“For you I wouldt recommendt zee Botox,” she began, regarding my browline as if it were mottled with a particularly virulent strain of leprosy.
Botulism toxin under the skin? Call me crazy, but no, I don’t think so. That’s a slippery slope I’m not interested in sledding on. I mean, one thing leads to another and before you know it, you find Priscilla Presley looking back at you in the mirror as you try to figure out where your face went. What’s more, the stuff has got to be toxic, and when it is eventually revealed that it causes massive brain meltdowns or brings on uncontrollable episodes of St Vitas’ Dance, I’ll be vindicated, mark my words. Anywho, what with my aversion to needles and sub-dermal WMDs, I demurred and similarly opted out of the injected fillers she was flogging at the fire sale rate of $500 a pop.

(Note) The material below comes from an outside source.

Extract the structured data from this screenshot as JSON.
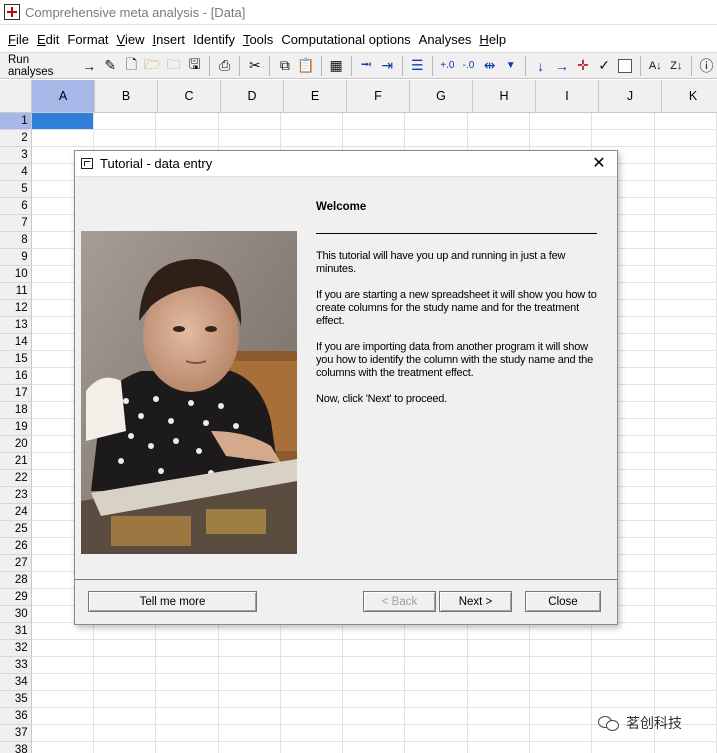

“In zat case your only options are zee surgery lift or zee topical lozion, which, unfortunately, makes for zee least effective treatment.”
I was all over the topical option, and I said so. “It sounds like a beach vacation,” I offered in the same way you might throw the last scrap of beef jerky from your rucksack at the feet of a particularly peckish alligator.
With a sigh, she extracted a tiny pink sample tube of Retin-A from her cabinet of curiosities. It looked like it had been klepped from Barbie’s Dream House, except of course everyone knows Barbie doesn’t need wrinkle cream. Bitch.
“So vat you do is take this amount every day and rub it on your face after zee moisturizing und sunscreening which of course you do not use even after I tell you zat you must.” She squeezed a white blob the size of a pea onto my index finger.
“Right here?” I asked indicating the trenches above my nose.
“No, all over. And I vould recommendt your neck und chest too.”
“All over? Do I really need it all over my face? What are you saying? Is it really that bad?” I whined, but got no answer, just a knowing smile, at least I think it was a smile. The only muscles in her face that still seem to be fully functional are the ones controlling her lower lip.
This year I vowed things would be different. In the wake of last year’s horror show, I’d been using the magical Retin-A, which the pharmacist charges a mere $200 a tube for, on every inch of exposed skin, coating my body in zinc oxide then swaddling myself on the beach in August and wearing ridiculous floppy hats year round with Jackie O shades to help me stop squinting. And so, fish-belly white, rejuvenated, exfoliated and depilitated, I was ready for my close-up as I entered the examining room.
I was a fool, however, to think the good doctor had been asleep at the switch for the past year. Right away I realized that like all evil geniuses, she’d been hatching new plots to take the mortification level of the all-over skin check to previously undreamed-of, stratospheric new heights. This year’s flash of brilliance: paper bikinis.
Now I don’t know if you’ve ever seen a disposable undergarment, let alone had the pleasure of slipping into one, but just in case you’re not familiar with these items, they consist of a three-inch wide scrap of itchy fiberglass-infused tissue paper with skinny white elastic threaded through either end as a “waistband.” To say that these are universally unflattering is as mild as understatement gets, because unless you’re dancing for the Bolshoi, you are going to look like a sumo wrestler after a pig roast and a three-week Ding Dong binge in this rig.
Still, there is an upside. With the paper bikini, La Clinka can now scope out my entire ass without having to yank down my underpants as I lie splayed on my stomach, an act that has a distinctly weird porno vibe about it. Every year I half expect her to give me a little spank when she’s done and am always afraid the scene is being secretly videotaped for some deviant web site, like Dermo Doc Spank Fest.com or BottomsUp.net, which is why I always wear my sunglasses during the exam. The doctor never objects, which makes me doubly suspicious. Sure there’s money in Botox and micro-dermabrasion, but the real dough’s in porno. Everybody knows that.